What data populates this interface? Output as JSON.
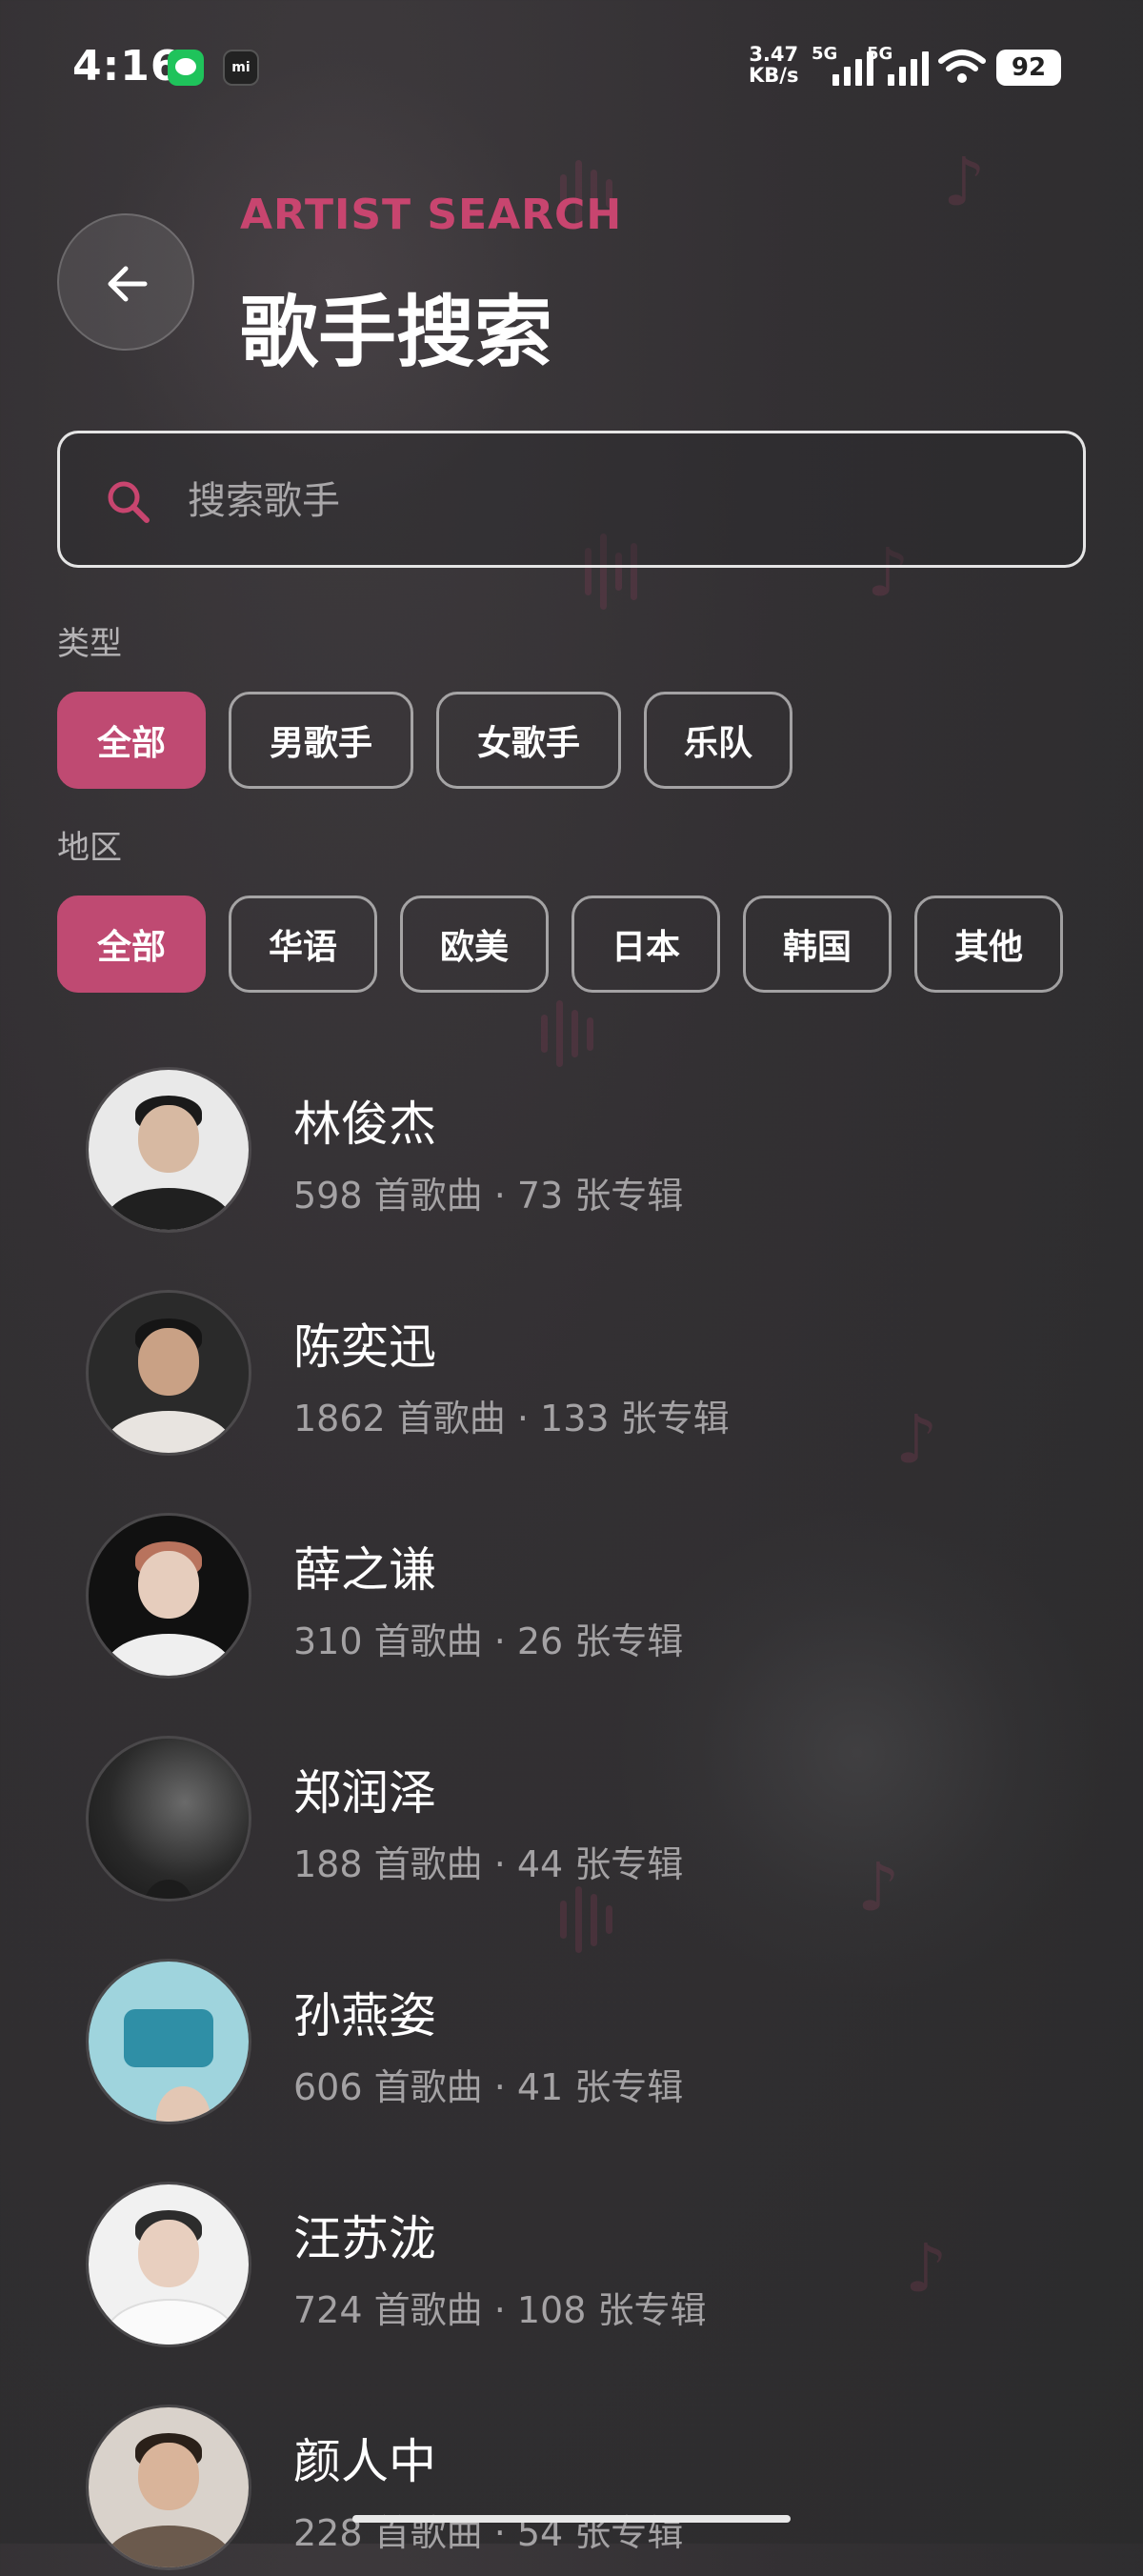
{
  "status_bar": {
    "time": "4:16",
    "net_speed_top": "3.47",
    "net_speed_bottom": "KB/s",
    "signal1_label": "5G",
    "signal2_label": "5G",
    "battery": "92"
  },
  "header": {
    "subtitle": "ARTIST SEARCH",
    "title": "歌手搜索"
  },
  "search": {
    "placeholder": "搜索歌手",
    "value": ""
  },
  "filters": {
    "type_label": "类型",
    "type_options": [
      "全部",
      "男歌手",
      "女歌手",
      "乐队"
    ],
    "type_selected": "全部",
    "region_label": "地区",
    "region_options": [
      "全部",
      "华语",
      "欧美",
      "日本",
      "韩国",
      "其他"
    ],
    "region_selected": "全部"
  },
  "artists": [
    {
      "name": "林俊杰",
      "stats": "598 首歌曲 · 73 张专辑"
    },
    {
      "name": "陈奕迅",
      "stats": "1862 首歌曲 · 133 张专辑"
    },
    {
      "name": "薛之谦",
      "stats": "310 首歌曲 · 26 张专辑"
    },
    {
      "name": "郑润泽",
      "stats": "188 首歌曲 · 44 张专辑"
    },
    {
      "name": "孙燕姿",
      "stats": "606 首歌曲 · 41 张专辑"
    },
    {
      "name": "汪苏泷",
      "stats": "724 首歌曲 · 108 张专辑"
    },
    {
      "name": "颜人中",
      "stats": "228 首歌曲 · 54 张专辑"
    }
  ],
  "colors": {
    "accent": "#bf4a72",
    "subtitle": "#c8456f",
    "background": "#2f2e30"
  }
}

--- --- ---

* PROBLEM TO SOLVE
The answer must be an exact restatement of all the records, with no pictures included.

* SOLUTION TO THE EXERCISE
What data populates this interface? Output as JSON.
{
  "status_bar": {
    "time": "4:16",
    "net_speed_top": "3.47",
    "net_speed_bottom": "KB/s",
    "signal1_label": "5G",
    "signal2_label": "5G",
    "battery": "92"
  },
  "header": {
    "subtitle": "ARTIST SEARCH",
    "title": "歌手搜索"
  },
  "search": {
    "placeholder": "搜索歌手",
    "value": ""
  },
  "filters": {
    "type_label": "类型",
    "type_options": [
      "全部",
      "男歌手",
      "女歌手",
      "乐队"
    ],
    "type_selected": "全部",
    "region_label": "地区",
    "region_options": [
      "全部",
      "华语",
      "欧美",
      "日本",
      "韩国",
      "其他"
    ],
    "region_selected": "全部"
  },
  "artists": [
    {
      "name": "林俊杰",
      "stats": "598 首歌曲 · 73 张专辑"
    },
    {
      "name": "陈奕迅",
      "stats": "1862 首歌曲 · 133 张专辑"
    },
    {
      "name": "薛之谦",
      "stats": "310 首歌曲 · 26 张专辑"
    },
    {
      "name": "郑润泽",
      "stats": "188 首歌曲 · 44 张专辑"
    },
    {
      "name": "孙燕姿",
      "stats": "606 首歌曲 · 41 张专辑"
    },
    {
      "name": "汪苏泷",
      "stats": "724 首歌曲 · 108 张专辑"
    },
    {
      "name": "颜人中",
      "stats": "228 首歌曲 · 54 张专辑"
    }
  ],
  "colors": {
    "accent": "#bf4a72",
    "subtitle": "#c8456f",
    "background": "#2f2e30"
  }
}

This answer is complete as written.